The Parliament used to be an institution for enacting the 3Ds: Debate, dissent and decision. It was a dialectical process through which convergence of opinions was achieved on matters of national importance, resulting in a consensus. However, that dialectical process has now been substituted by a new set of 3Ds: Disruption, distortion and distraction.
Instead of attempting a consensus on important policy matters, the new 3Ds aim at disturbing parliamentary processes. With Parliament remaining paralysed since March 5, it appears that the opposition is fully determined to throw all legislative business out of the window. Both houses of Parliament—the Lok Sabha and the Rajya Sabha—have hardly conducted any business in the second part of this budget session. This session is important because two crucial bills—the Finance Bill and the Appropriation Bill—that would run the nation for the next one year, have been listed for passing. While the Finance Bill contains measures, such as revenues, taxes and income for filling up the Consolidated Fund of India, the Appropriation Bill allows the government to withdraw money, to meet the expenses of government departments through ‘Demand for Grants’.
However, with constant disruption of the Lok Sabha, the two vital legislations had to be put to vote, without a debate or discussion on them. There is a timeline in place for passing the money bills, and any deflection would force a shut-down in governance. Hence, the bills had to be passed with voice vote. The expenditure plan for Rs 89.25 lakh crore for the next fiscal year was cleared in 25 minutes, without a single word of discussion! A debate opens government bills and plans to multiple levels of external scrutiny, and subjects the same to criticism. Such discussions, and the publicity around them, generate a wider public debate that lead to the improvement of ideas, plans and proposals. This is what parliamentarians are expected to do. However, because of the disruptions, this is not happening.
What is happening is a crude manifestation of the opposition's intolerance. Outside Parliament, this intolerance manifests itself in spreading falsities and negativities about government policies, and within Parliament, it takes the form of disruptions. The cost of disruption is immense in financial terms. The cost of running the Parliament is a staggering Rs 2.5 lakh per minute, which translates to Rs 9.5 crore per day. Thus, Rs 130 crore has been wasted in the first two weeks of this session, with no meaningful business being transacted. Needless to say, this is a huge drain on the national exchequer.
The number of sittings in Parliament has been on a gradual decline over the years. While in the 1950s, Lok Sabha met for an average of 127 days a year, in the 1960s it went up to 138 average sittings, and then nosedived to 78 sittings in 2003, and 73 in 2011. After the gradual decline of the Congress's political dominance in the 1970s, and the arrival of coalition politics—in the post-Mandal days that saw the dominance of casteist and regional parties in government formation—the composition of the Parliament became more heterogeneous and less cohesive. It led to a different political culture, where confrontation and angry protests found more resonance with neo-politicians, than the earlier one of gentlemanly debates.
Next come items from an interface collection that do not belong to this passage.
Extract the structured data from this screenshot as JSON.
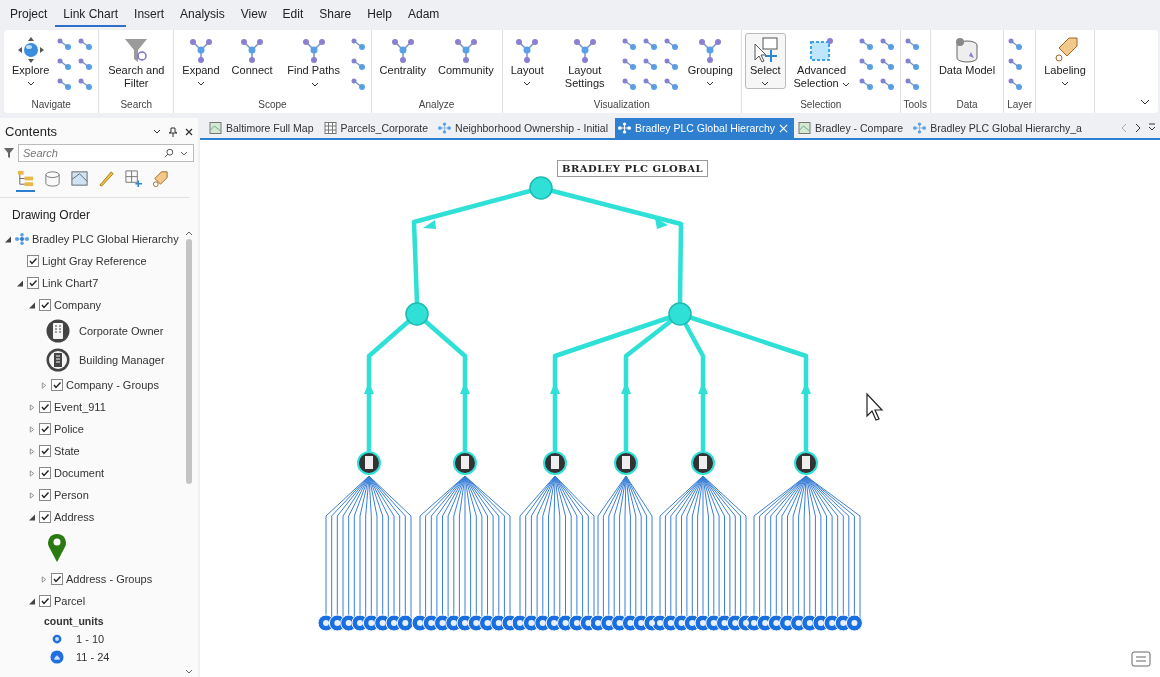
{
  "menu": [
    {
      "label": "Project",
      "selected": false
    },
    {
      "label": "Link Chart",
      "selected": true
    },
    {
      "label": "Insert",
      "selected": false
    },
    {
      "label": "Analysis",
      "selected": false
    },
    {
      "label": "View",
      "selected": false
    },
    {
      "label": "Edit",
      "selected": false
    },
    {
      "label": "Share",
      "selected": false
    },
    {
      "label": "Help",
      "selected": false
    },
    {
      "label": "Adam",
      "selected": false
    }
  ],
  "ribbon": {
    "groups": [
      {
        "label": "Navigate",
        "buttons": [
          {
            "label": "Explore",
            "kind": "split",
            "selected": false
          }
        ]
      },
      {
        "label": "Search",
        "buttons": [
          {
            "label": "Search and Filter",
            "kind": "plain",
            "selected": false
          }
        ]
      },
      {
        "label": "Scope",
        "buttons": [
          {
            "label": "Expand",
            "kind": "split",
            "selected": false
          },
          {
            "label": "Connect",
            "kind": "plain",
            "selected": false
          },
          {
            "label": "Find Paths",
            "kind": "menu",
            "selected": false
          }
        ]
      },
      {
        "label": "Analyze",
        "buttons": [
          {
            "label": "Centrality",
            "kind": "plain",
            "selected": false
          },
          {
            "label": "Community",
            "kind": "plain",
            "selected": false
          }
        ]
      },
      {
        "label": "Visualization",
        "buttons": [
          {
            "label": "Layout",
            "kind": "split",
            "selected": false
          },
          {
            "label": "Layout Settings",
            "kind": "plain",
            "selected": false
          },
          {
            "label": "Grouping",
            "kind": "split",
            "selected": false
          }
        ]
      },
      {
        "label": "Selection",
        "buttons": [
          {
            "label": "Select",
            "kind": "split",
            "selected": true
          },
          {
            "label": "Advanced Selection",
            "kind": "menu",
            "selected": false
          }
        ]
      },
      {
        "label": "Tools"
      },
      {
        "label": "Data",
        "buttons": [
          {
            "label": "Data Model",
            "kind": "plain",
            "selected": false
          }
        ]
      },
      {
        "label": "Layer"
      },
      {
        "buttons": [
          {
            "label": "Labeling",
            "kind": "split",
            "selected": false
          }
        ]
      }
    ]
  },
  "contents": {
    "title": "Contents",
    "search": {
      "placeholder": "Search"
    },
    "heading": "Drawing Order",
    "tree": [
      {
        "kind": "map",
        "label": "Bradley PLC Global Hierarchy",
        "expanded": true,
        "children": [
          {
            "kind": "layer",
            "label": "Light Gray Reference",
            "checked": true
          },
          {
            "kind": "layer",
            "label": "Link Chart7",
            "checked": true,
            "expanded": true,
            "children": [
              {
                "kind": "layer",
                "label": "Company",
                "checked": true,
                "expanded": true,
                "children": [
                  {
                    "kind": "owner",
                    "label": "Corporate Owner"
                  },
                  {
                    "kind": "manager",
                    "label": "Building Manager"
                  },
                  {
                    "kind": "layer",
                    "label": "Company - Groups",
                    "checked": true,
                    "expanded": false
                  }
                ]
              },
              {
                "kind": "layer",
                "label": "Event_911",
                "checked": true,
                "expanded": false
              },
              {
                "kind": "layer",
                "label": "Police",
                "checked": true,
                "expanded": false
              },
              {
                "kind": "layer",
                "label": "State",
                "checked": true,
                "expanded": false
              },
              {
                "kind": "layer",
                "label": "Document",
                "checked": true,
                "expanded": false
              },
              {
                "kind": "layer",
                "label": "Person",
                "checked": true,
                "expanded": false
              },
              {
                "kind": "layer",
                "label": "Address",
                "checked": true,
                "expanded": true,
                "children": [
                  {
                    "kind": "pin"
                  },
                  {
                    "kind": "layer",
                    "label": "Address - Groups",
                    "checked": true,
                    "expanded": false
                  }
                ]
              },
              {
                "kind": "layer",
                "label": "Parcel",
                "checked": true,
                "expanded": true,
                "children": [
                  {
                    "kind": "heading",
                    "label": "count_units"
                  },
                  {
                    "kind": "smalldot",
                    "label": "1 - 10"
                  },
                  {
                    "kind": "bigdot",
                    "label": "11 - 24"
                  }
                ]
              }
            ]
          }
        ]
      }
    ]
  },
  "tabs": [
    {
      "label": "Baltimore Full Map",
      "kind": "map",
      "selected": false
    },
    {
      "label": "Parcels_Corporate",
      "kind": "table",
      "selected": false
    },
    {
      "label": "Neighborhood Ownership - Initial",
      "kind": "chart",
      "selected": false
    },
    {
      "label": "Bradley PLC Global Hierarchy",
      "kind": "chart",
      "selected": true
    },
    {
      "label": "Bradley - Compare",
      "kind": "map",
      "selected": false
    },
    {
      "label": "Bradley PLC Global Hierarchy_a",
      "kind": "chart",
      "selected": false
    }
  ],
  "diagram": {
    "title": "BRADLEY PLC GLOBAL"
  }
}
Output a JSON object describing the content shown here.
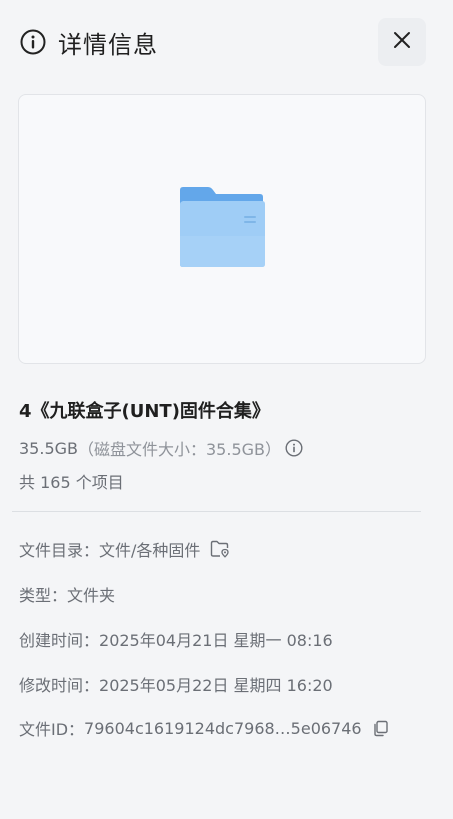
{
  "header": {
    "title": "详情信息"
  },
  "file": {
    "name": "4《九联盒子(UNT)固件合集》",
    "size": "35.5GB",
    "disk_size_text": "（磁盘文件大小：35.5GB）",
    "item_count_text": "共 165 个项目"
  },
  "meta": {
    "directory_label": "文件目录：",
    "directory_value": "文件/各种固件",
    "type_label": "类型：",
    "type_value": "文件夹",
    "created_label": "创建时间：",
    "created_value": "2025年04月21日 星期一 08:16",
    "modified_label": "修改时间：",
    "modified_value": "2025年05月22日 星期四 16:20",
    "id_label": "文件ID：",
    "id_value": "79604c1619124dc7968…5e06746"
  },
  "colors": {
    "folder_back": "#63a7ea",
    "folder_front": "#9fcdf6",
    "background": "#f4f5f7"
  },
  "icons": {
    "header": "info-circle-icon",
    "close": "close-icon",
    "preview": "folder-icon",
    "size_info": "info-circle-icon",
    "directory": "folder-location-icon",
    "copy": "copy-icon"
  }
}
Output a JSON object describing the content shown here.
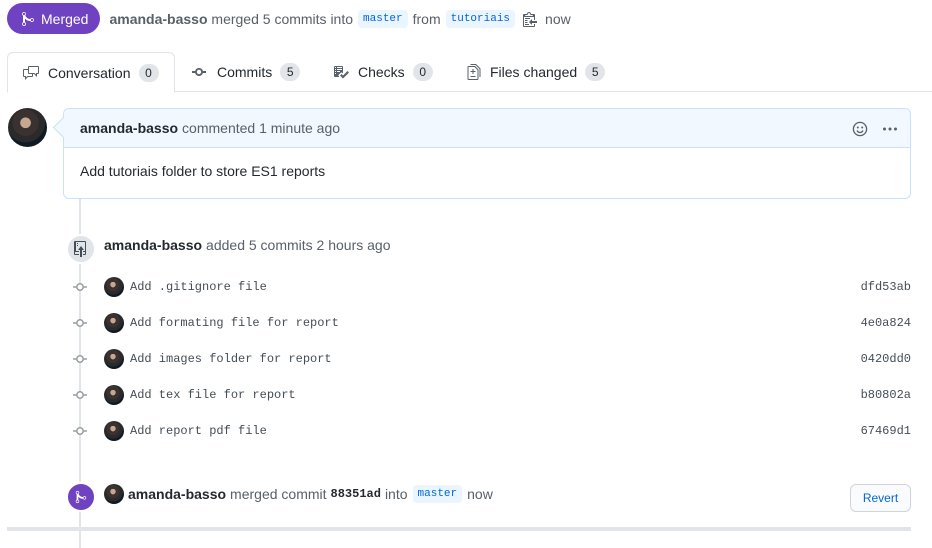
{
  "header": {
    "state_label": "Merged",
    "author": "amanda-basso",
    "action": "merged 5 commits into",
    "base_branch": "master",
    "from_word": "from",
    "head_branch": "tutoriais",
    "time": "now",
    "state_color": "#6f42c1"
  },
  "tabs": [
    {
      "label": "Conversation",
      "count": "0",
      "icon": "comment-discussion-icon"
    },
    {
      "label": "Commits",
      "count": "5",
      "icon": "git-commit-icon"
    },
    {
      "label": "Checks",
      "count": "0",
      "icon": "checklist-icon"
    },
    {
      "label": "Files changed",
      "count": "5",
      "icon": "file-diff-icon"
    }
  ],
  "comment": {
    "author": "amanda-basso",
    "meta": "commented 1 minute ago",
    "body": "Add tutoriais folder to store ES1 reports"
  },
  "commits_event": {
    "author": "amanda-basso",
    "text": "added 5 commits 2 hours ago"
  },
  "commits": [
    {
      "message": "Add .gitignore file",
      "sha": "dfd53ab"
    },
    {
      "message": "Add formating file for report",
      "sha": "4e0a824"
    },
    {
      "message": "Add images folder for report",
      "sha": "0420dd0"
    },
    {
      "message": "Add tex file for report",
      "sha": "b80802a"
    },
    {
      "message": "Add report pdf file",
      "sha": "67469d1"
    }
  ],
  "merge_event": {
    "author": "amanda-basso",
    "text": "merged commit",
    "sha": "88351ad",
    "into_word": "into",
    "branch": "master",
    "time": "now",
    "revert_label": "Revert"
  }
}
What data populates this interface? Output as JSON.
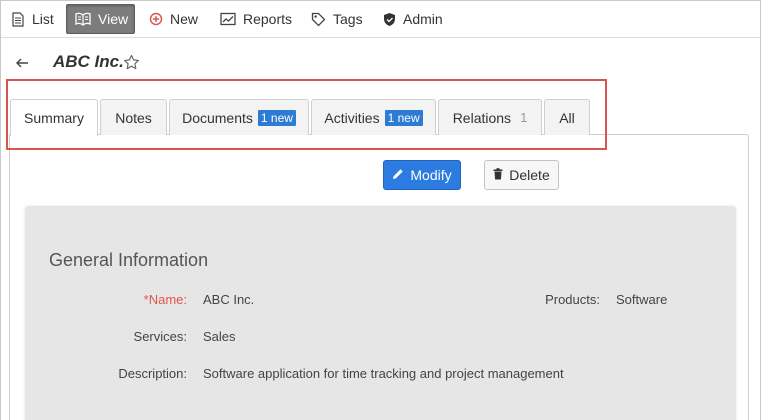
{
  "toolbar": {
    "list": "List",
    "view": "View",
    "new": "New",
    "reports": "Reports",
    "tags": "Tags",
    "admin": "Admin"
  },
  "record": {
    "title": "ABC Inc."
  },
  "tabs": [
    {
      "label": "Summary",
      "active": true
    },
    {
      "label": "Notes"
    },
    {
      "label": "Documents",
      "badge": "1 new"
    },
    {
      "label": "Activities",
      "badge": "1 new"
    },
    {
      "label": "Relations",
      "count": "1"
    },
    {
      "label": "All"
    }
  ],
  "actions": {
    "modify": "Modify",
    "delete": "Delete"
  },
  "general": {
    "heading": "General Information",
    "fields": {
      "name_label": "*Name:",
      "name_value": "ABC Inc.",
      "products_label": "Products:",
      "products_value": "Software",
      "services_label": "Services:",
      "services_value": "Sales",
      "description_label": "Description:",
      "description_value": "Software application for time tracking and project management"
    }
  },
  "colors": {
    "accent": "#2c7be0",
    "highlight": "#d9534f",
    "required": "#e0544e",
    "badge": "#2d7bd4"
  }
}
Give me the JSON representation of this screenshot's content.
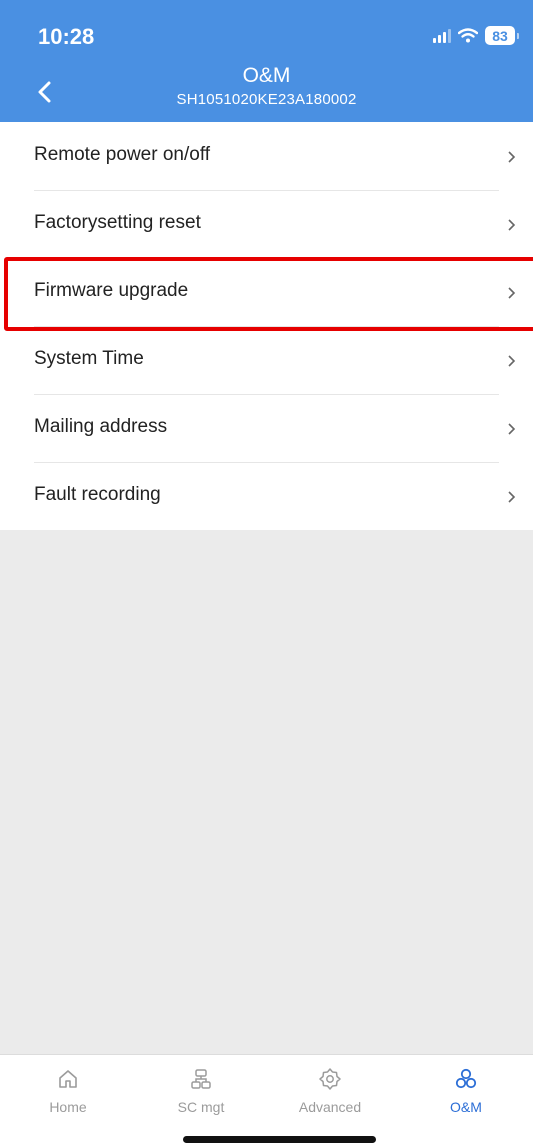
{
  "status_bar": {
    "time": "10:28",
    "battery": "83"
  },
  "header": {
    "title": "O&M",
    "subtitle": "SH1051020KE23A180002"
  },
  "menu": {
    "items": [
      {
        "label": "Remote power on/off"
      },
      {
        "label": "Factorysetting reset"
      },
      {
        "label": "Firmware upgrade",
        "highlighted": true
      },
      {
        "label": "System Time"
      },
      {
        "label": "Mailing address"
      },
      {
        "label": "Fault recording"
      }
    ]
  },
  "tabbar": {
    "tabs": [
      {
        "label": "Home",
        "icon": "home-icon"
      },
      {
        "label": "SC mgt",
        "icon": "sc-mgt-icon"
      },
      {
        "label": "Advanced",
        "icon": "gear-icon"
      },
      {
        "label": "O&M",
        "icon": "om-icon",
        "active": true
      }
    ]
  },
  "colors": {
    "header_bg": "#4a90e2",
    "active_tab": "#2c6ed6",
    "highlight_box": "#e60000",
    "page_bg": "#ebebeb"
  }
}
I believe the growing trend of disruptions and confrontation, and the morbid intolerance to the opposition viewpoint, is a manifestation of the general culture of discourtesy and disrespect that is creeping into Parliament from the wider society. Hence, there is an urgent need for procedural regulations to effectively control this trend. Otherwise, India will end up blurring all distinction between street politics and august parliamentary traditions.
Lekhi is member of Parliament.